The context of the scene means that you will be a peacemaker.
(vs. 10) “Blessed are those who are persecuted for righteousness' sake, for theirs is the kingdom of heaven. Here on this hillside, gathered around you are people who have each been persecuted at some point for the sake of political expediency. Here are people who have been persecuted because they didn’t fit into someone’s cultural or religious mold. Here are people who have been persecuted as wrong-doers because of people who had “the Law” all nailed down. But Matthew, if you do all the things we just talked about, they will persecute you because your life toward God will be an offense to your Jewish leaders; your life toward God will threaten the Roman authorities; your life toward God will seem ridiculous to all who place partisan interest and self first.
Don’t forget the context of the scene. You will need to remember it when they begin to persecute you.
(vs. 11-12) “Blessed are you when others revile you and persecute you and utter all kinds of evil against you falsely on my account. Rejoice and be glad, for your reward is great in heaven, for so they persecuted the prophets who were before you. It isn’t enough that you do what is right. The Pharisees have made stock-and-trade out of that for years. Just doing the right thing isn’t enough because it always ends in cold legalism. Just up the hill from you sits the one whom your soul loves. He is not just rabbi to you. His words to you are life.

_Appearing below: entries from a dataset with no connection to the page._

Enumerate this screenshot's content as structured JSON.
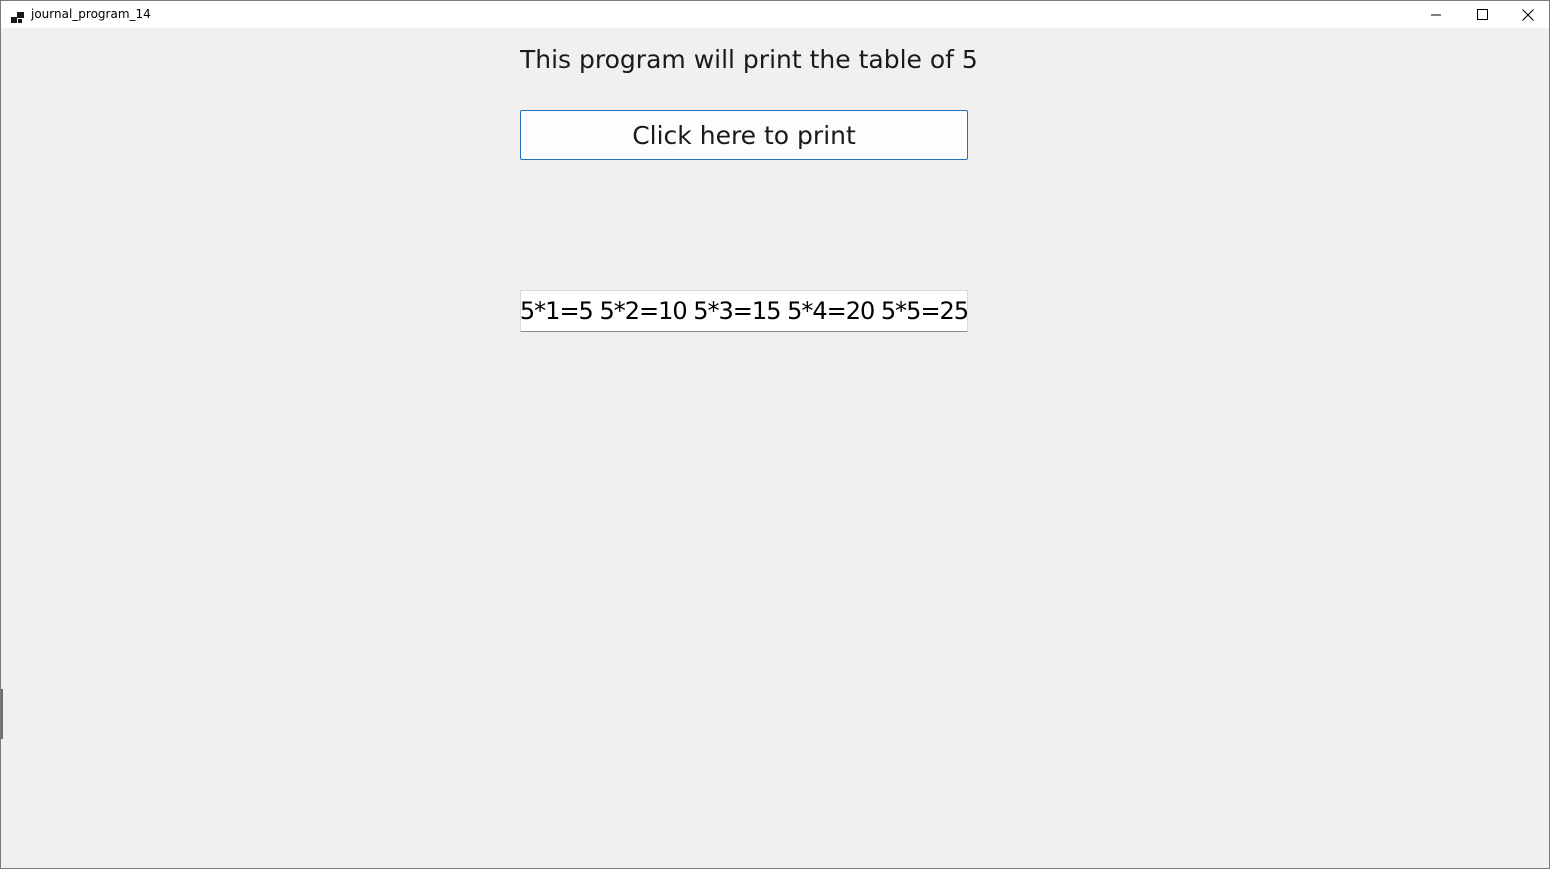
{
  "window": {
    "title": "journal_program_14",
    "icon": "app-window-icon",
    "controls": {
      "minimize": "minimize-icon",
      "maximize": "maximize-icon",
      "close": "close-icon"
    }
  },
  "main": {
    "heading": "This program will print the table of 5",
    "print_button_label": "Click here to print",
    "output_value": "5*1=5 5*2=10 5*3=15 5*4=20 5*5=25"
  },
  "colors": {
    "background": "#f0f0f0",
    "button_border": "#1e73be",
    "titlebar": "#ffffff"
  }
}
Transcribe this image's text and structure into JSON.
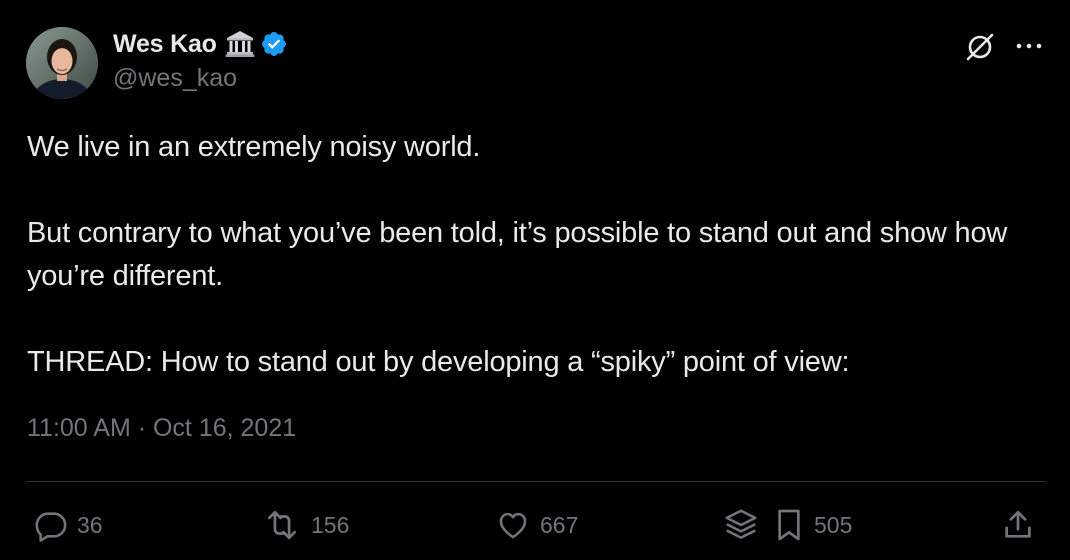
{
  "author": {
    "display_name": "Wes Kao",
    "handle": "@wes_kao",
    "name_emoji_icon": "classical-building-icon",
    "verified_icon": "verified-badge-icon",
    "verified_color": "#1d9bf0"
  },
  "header_actions": {
    "grok_icon": "grok-icon",
    "more_icon": "more-options-icon"
  },
  "tweet": {
    "line1": "We live in an extremely noisy world.",
    "line2": "But contrary to what you’ve been told, it’s possible to stand out and show how you’re different.",
    "line3": "THREAD: How to stand out by developing a “spiky” point of view:",
    "timestamp": "11:00 AM · Oct 16, 2021"
  },
  "actions": {
    "replies": "36",
    "reposts": "156",
    "likes": "667",
    "bookmarks": "505",
    "icons": [
      "reply-icon",
      "repost-icon",
      "like-icon",
      "layers-icon",
      "bookmark-icon",
      "share-icon"
    ]
  },
  "colors": {
    "background": "#000000",
    "text": "#e7e9ea",
    "secondary": "#71767b",
    "divider": "#2f3336",
    "accent": "#1d9bf0"
  }
}
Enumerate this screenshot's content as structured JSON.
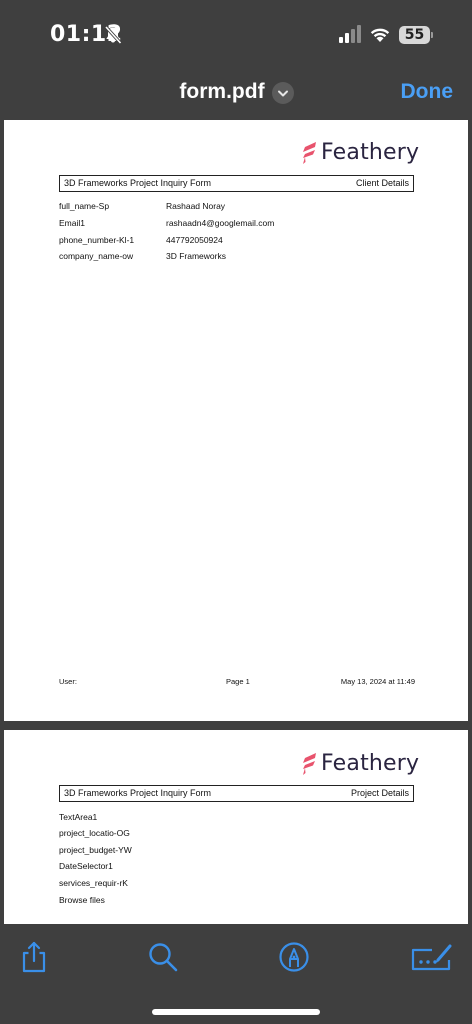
{
  "status_bar": {
    "time": "01:12",
    "battery": "55"
  },
  "nav": {
    "title": "form.pdf",
    "done_label": "Done"
  },
  "colors": {
    "accent": "#4a9ff5",
    "brand": "#e8536d"
  },
  "logo_text": "Feathery",
  "page1": {
    "form_title": "3D Frameworks Project Inquiry Form",
    "section": "Client Details",
    "fields": [
      {
        "label": "full_name-Sp",
        "value": "Rashaad Noray"
      },
      {
        "label": "Email1",
        "value": "rashaadn4@googlemail.com"
      },
      {
        "label": "phone_number-Kl-1",
        "value": "447792050924"
      },
      {
        "label": "company_name-ow",
        "value": "3D Frameworks"
      }
    ],
    "footer": {
      "user": "User:",
      "page": "Page 1",
      "date": "May 13, 2024 at 11:49"
    }
  },
  "page2": {
    "form_title": "3D Frameworks Project Inquiry Form",
    "section": "Project Details",
    "fields": [
      {
        "label": "TextArea1"
      },
      {
        "label": "project_locatio-OG"
      },
      {
        "label": "project_budget-YW"
      },
      {
        "label": "DateSelector1"
      },
      {
        "label": "services_requir-rK"
      },
      {
        "label": "Browse files"
      }
    ]
  },
  "toolbar": {
    "icons": [
      "share-icon",
      "search-icon",
      "markup-icon",
      "signature-icon"
    ]
  }
}
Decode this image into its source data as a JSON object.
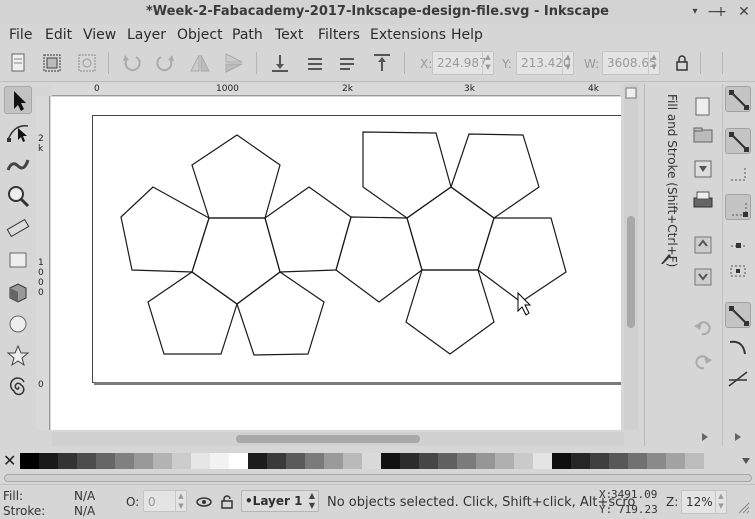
{
  "window": {
    "title": "*Week-2-Fabacademy-2017-Inkscape-design-file.svg - Inkscape",
    "controls": {
      "minimize": "−",
      "maximize": "+",
      "close": "✕",
      "menu": "▾"
    }
  },
  "menu": [
    "File",
    "Edit",
    "View",
    "Layer",
    "Object",
    "Path",
    "Text",
    "Filters",
    "Extensions",
    "Help"
  ],
  "toolbar": {
    "x_label": "X:",
    "x_value": "224.987",
    "y_label": "Y:",
    "y_value": "213.420",
    "w_label": "W:",
    "w_value": "3608.65"
  },
  "rulers": {
    "top": [
      "0",
      "1000",
      "2k",
      "3k",
      "4k"
    ],
    "left": [
      "2",
      "k",
      "1",
      "0",
      "0",
      "0",
      "0"
    ]
  },
  "dock": {
    "tab_label": "Fill and Stroke (Shift+Ctrl+F)"
  },
  "palette": {
    "none_symbol": "✕",
    "colors": [
      "#000000",
      "#1a1a1a",
      "#333333",
      "#4d4d4d",
      "#666666",
      "#808080",
      "#999999",
      "#b3b3b3",
      "#cccccc",
      "#e6e6e6",
      "#f2f2f2",
      "#ffffff",
      "#1c1c1c",
      "#3a3a3a",
      "#5a5a5a",
      "#7a7a7a",
      "#9a9a9a",
      "#bababa",
      "#dadada",
      "#111111",
      "#2c2c2c",
      "#464646",
      "#616161",
      "#7b7b7b",
      "#969696",
      "#b0b0b0",
      "#cacaca",
      "#e4e4e4",
      "#0f0f0f",
      "#262626",
      "#3f3f3f",
      "#585858",
      "#717171",
      "#8a8a8a",
      "#a3a3a3",
      "#bcbcbc"
    ]
  },
  "status": {
    "fill_label": "Fill:",
    "fill_value": "N/A",
    "stroke_label": "Stroke:",
    "stroke_value": "N/A",
    "opacity_label": "O:",
    "opacity_value": "0",
    "layer_name": "•Layer 1",
    "message": "No objects selected. Click, Shift+click, Alt+scro",
    "x_label": "X:",
    "x_value": "3491.09",
    "y_label": "Y:",
    "y_value": "719.23",
    "zoom_label": "Z:",
    "zoom_value": "12%"
  },
  "colors": {
    "chrome": "#d6d6d6",
    "canvas": "#ffffff",
    "stroke": "#1a1a1a"
  }
}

You are ready now in a way you weren’t before today to give everything to know what he knows and do what he does. Your relationship with him gives you the reason to do all that he has talked about here on this hillside. Your relationship with him gives you the ability to bless when others revile you, to bless when others persecute you, to respond kindly when others speak evil of you, to gently speak truth when other speak lies about you. Your relationship with him gives you a hunger you never knew before, a thirst for his words and to be in his presence.
You look around you one more time and realize that in all of them: the Poor, the Mourning, the Meek, the Hungry, the Thirty, the Merciful, the Pure, the Peacemakers – in all of them -- HE is the context of the scene.
Questions for Action:
What will I do to engage with the poor?
What will I do to engage with someone who is mourning?
How will I demonstrate meekness?
With whom will I share my food and drink?
To whom will I extend mercy? From whom do I need to receive mercy?
What motives or actions are blocking me from seeing God?
How will I become a peacemaker? Is there someone I need to make peace with?
What needs to change in my life that will put the kingdom of heaven first?